■ REQUIREMENT
The lines below that include "SETTINGS" are to be found and copied.

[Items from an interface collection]

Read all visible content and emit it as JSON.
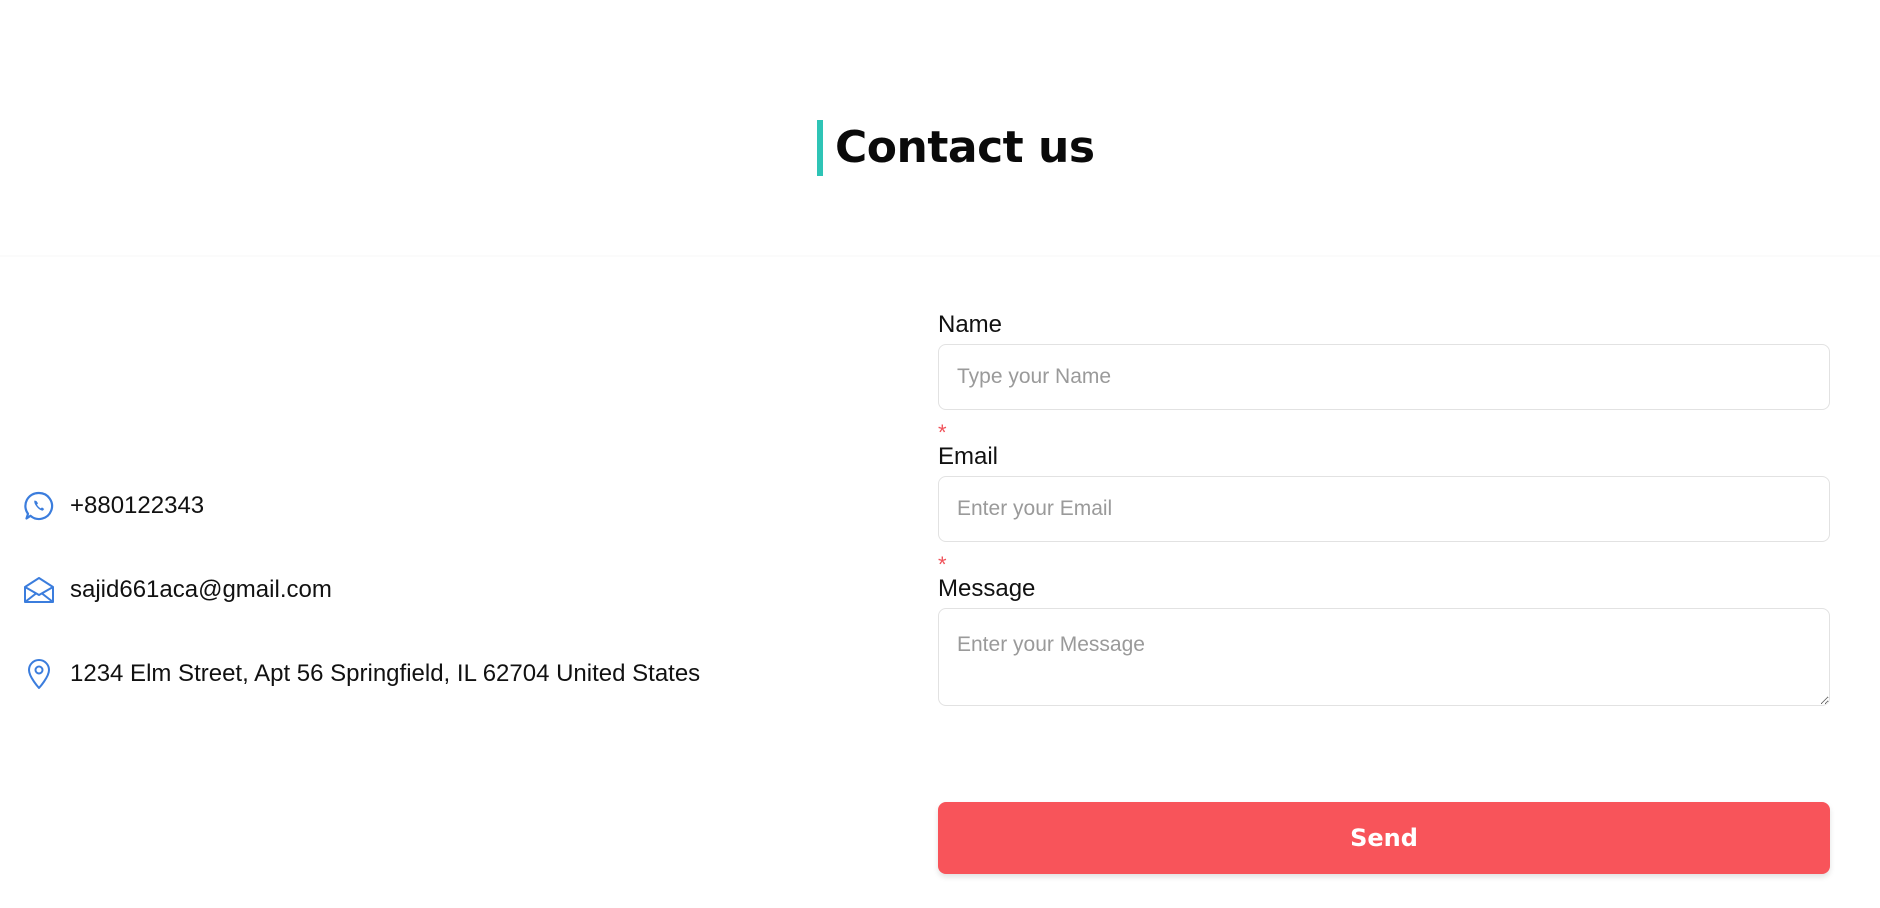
{
  "header": {
    "title": "Contact us",
    "accent_color": "#2ec4b6"
  },
  "contact_info": {
    "icon_color": "#3b7ddd",
    "items": [
      {
        "icon": "whatsapp-icon",
        "text": "+880122343"
      },
      {
        "icon": "envelope-icon",
        "text": "sajid661aca@gmail.com"
      },
      {
        "icon": "location-pin-icon",
        "text": "1234 Elm Street, Apt 56 Springfield, IL 62704 United States"
      }
    ]
  },
  "form": {
    "fields": [
      {
        "label": "Name",
        "placeholder": "Type your Name",
        "value": ""
      },
      {
        "label": "Email",
        "placeholder": "Enter your Email",
        "value": "",
        "required_mark": "*"
      },
      {
        "label": "Message",
        "placeholder": "Enter your Message",
        "value": "",
        "required_mark": "*"
      }
    ],
    "submit_label": "Send",
    "submit_color": "#f8545a"
  }
}
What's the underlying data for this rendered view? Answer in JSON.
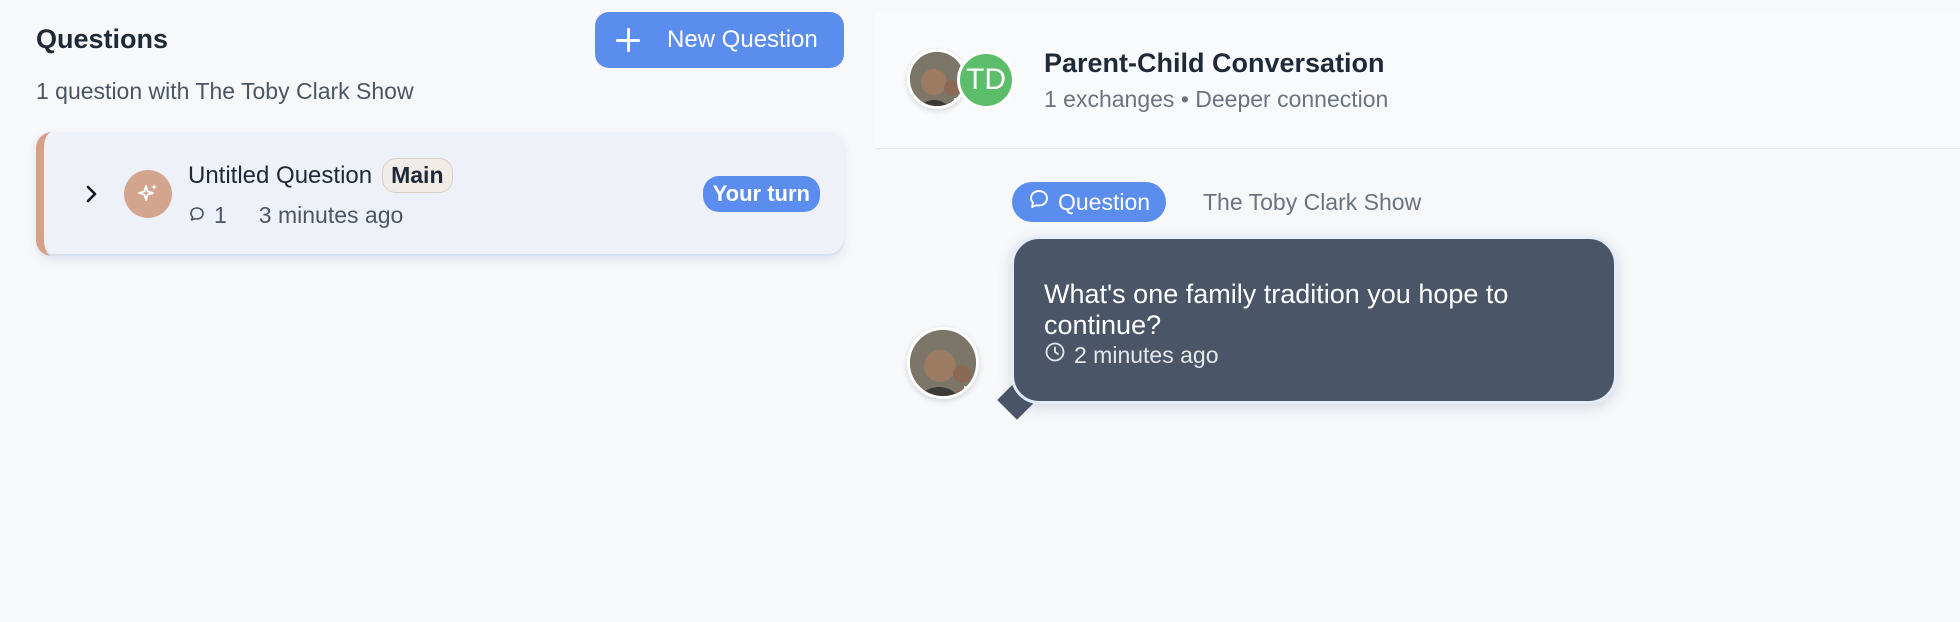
{
  "questions_panel": {
    "title": "Questions",
    "subtitle": "1 question with The Toby Clark Show",
    "new_button_label": "New Question",
    "items": [
      {
        "title": "Untitled Question",
        "badge": "Main",
        "comment_count": "1",
        "time": "3 minutes ago",
        "status": "Your turn"
      }
    ]
  },
  "conversation": {
    "title": "Parent-Child Conversation",
    "subtitle": "1 exchanges • Deeper connection",
    "partner_initials": "TD",
    "message": {
      "tag": "Question",
      "author": "The Toby Clark Show",
      "text": "What's one family tradition you hope to continue?",
      "time": "2 minutes ago"
    }
  },
  "colors": {
    "accent": "#5b8def",
    "bubble": "#4a5568",
    "question_avatar": "#d3a58f",
    "initials_avatar": "#5cbd6b"
  }
}
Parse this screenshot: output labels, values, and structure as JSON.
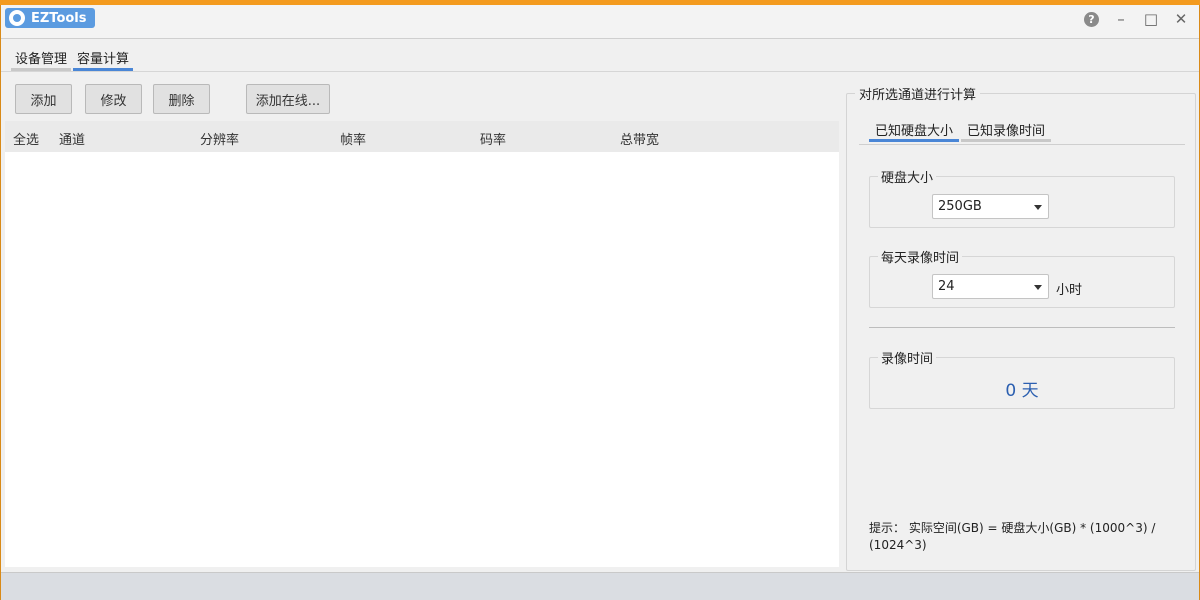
{
  "window": {
    "app_name": "EZTools",
    "help_label": "?",
    "minimize_label": "–",
    "maximize_label": "□",
    "close_label": "✕"
  },
  "tabs": [
    {
      "label": "设备管理",
      "active": false
    },
    {
      "label": "容量计算",
      "active": true
    }
  ],
  "toolbar": {
    "add": "添加",
    "edit": "修改",
    "delete": "删除",
    "add_online": "添加在线..."
  },
  "table": {
    "columns": [
      "全选",
      "通道",
      "分辨率",
      "帧率",
      "码率",
      "总带宽"
    ],
    "rows": []
  },
  "calc_panel": {
    "title": "对所选通道进行计算",
    "tabs": [
      {
        "label": "已知硬盘大小",
        "active": true
      },
      {
        "label": "已知录像时间",
        "active": false
      }
    ],
    "disk_size": {
      "label": "硬盘大小",
      "value": "250GB"
    },
    "daily_record": {
      "label": "每天录像时间",
      "value": "24",
      "unit": "小时"
    },
    "record_time": {
      "label": "录像时间",
      "value": "0",
      "unit": "天"
    },
    "hint": "提示：  实际空间(GB) = 硬盘大小(GB) * (1000^3) / (1024^3)"
  },
  "colors": {
    "accent": "#4a86d6",
    "brand": "#5b9be0",
    "result_text": "#2b5fb0",
    "frame": "#f39a1e"
  }
}
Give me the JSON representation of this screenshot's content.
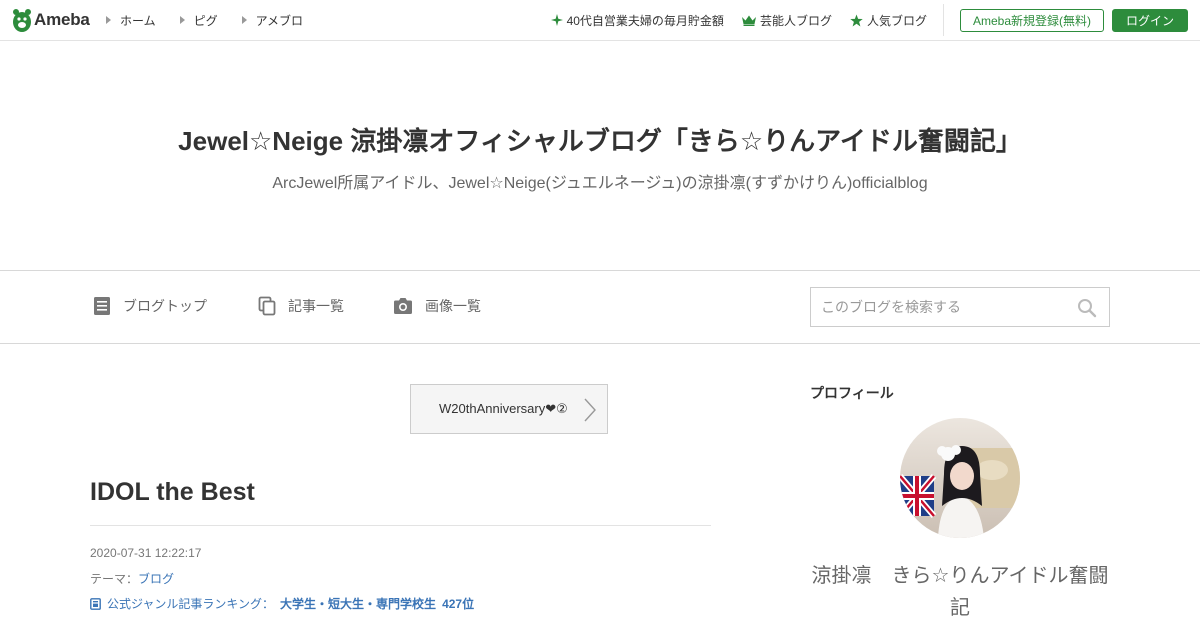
{
  "topbar": {
    "logo_text": "Ameba",
    "nav": [
      {
        "label": "ホーム"
      },
      {
        "label": "ピグ"
      },
      {
        "label": "アメブロ"
      }
    ],
    "right_links": [
      {
        "label": "40代自営業夫婦の毎月貯金額",
        "icon": "sparkle-icon"
      },
      {
        "label": "芸能人ブログ",
        "icon": "crown-icon"
      },
      {
        "label": "人気ブログ",
        "icon": "star-icon"
      }
    ],
    "register_label": "Ameba新規登録(無料)",
    "login_label": "ログイン",
    "brand_color": "#2d8c3c"
  },
  "header": {
    "title": "Jewel☆Neige 涼掛凛オフィシャルブログ「きら☆りんアイドル奮闘記」",
    "description": "ArcJewel所属アイドル、Jewel☆Neige(ジュエルネージュ)の涼掛凛(すずかけりん)officialblog"
  },
  "subnav": {
    "items": [
      {
        "label": "ブログトップ",
        "icon": "document-icon"
      },
      {
        "label": "記事一覧",
        "icon": "copy-icon"
      },
      {
        "label": "画像一覧",
        "icon": "camera-icon"
      }
    ],
    "search_placeholder": "このブログを検索する"
  },
  "entry": {
    "prev_title": "W20thAnniversary❤②",
    "title": "IDOL the Best",
    "date": "2020-07-31 12:22:17",
    "theme_label": "テーマ：",
    "theme_value": "ブログ",
    "ranking_label": "公式ジャンル記事ランキング：",
    "ranking_genre": "大学生・短大生・専門学校生",
    "ranking_rank": "427位",
    "link_color": "#3a74b6"
  },
  "sidebar": {
    "heading": "プロフィール",
    "profile_name": "涼掛凛　きら☆りんアイドル奮闘記"
  }
}
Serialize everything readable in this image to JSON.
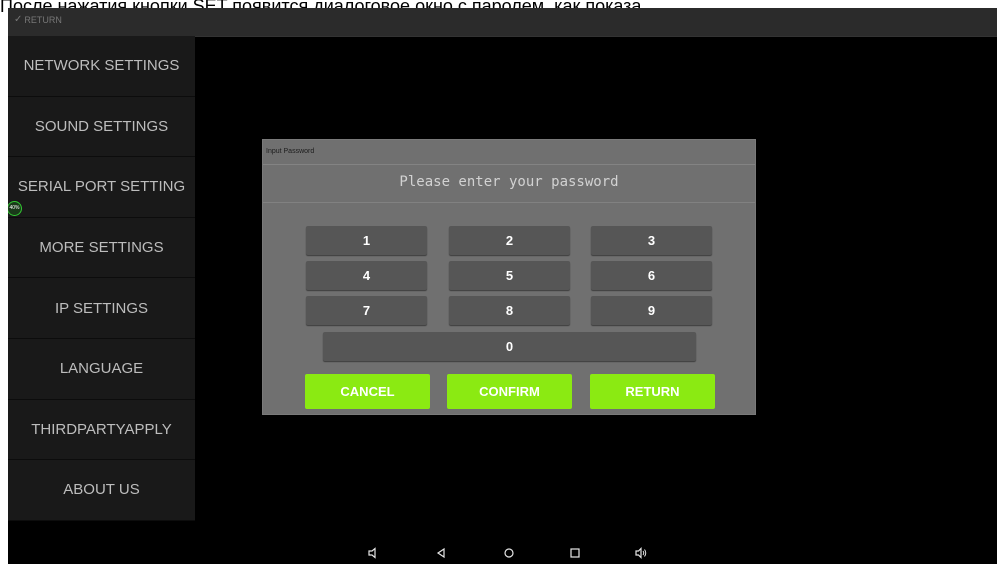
{
  "caption": "После нажатия кнопки SET появится диалоговое окно с паролем, как показа",
  "topbar": {
    "return_label": "RETURN",
    "return_icon": "check-icon"
  },
  "sidebar": {
    "items": [
      {
        "label": "NETWORK SETTINGS"
      },
      {
        "label": "SOUND SETTINGS"
      },
      {
        "label": "SERIAL PORT SETTING"
      },
      {
        "label": "MORE SETTINGS"
      },
      {
        "label": "IP SETTINGS"
      },
      {
        "label": "LANGUAGE"
      },
      {
        "label": "THIRDPARTYAPPLY"
      },
      {
        "label": "ABOUT US"
      }
    ],
    "badge": "40%",
    "badge_progress": 0.4
  },
  "dialog": {
    "title": "Input Password",
    "prompt": "Please enter your password",
    "keys": [
      "1",
      "2",
      "3",
      "4",
      "5",
      "6",
      "7",
      "8",
      "9",
      "0"
    ],
    "cancel_label": "CANCEL",
    "confirm_label": "CONFIRM",
    "return_label": "RETURN",
    "accent_color": "#8bea12"
  },
  "navbar": {
    "icons": [
      "volume-down-icon",
      "back-icon",
      "home-icon",
      "recents-icon",
      "volume-up-icon"
    ]
  }
}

■ RESULT OF THE EXERCISE
        "label": "NETWORK SETTINGS"
        "label": "SOUND SETTINGS"
        "label": "MORE SETTINGS"
        "label": "IP SETTINGS"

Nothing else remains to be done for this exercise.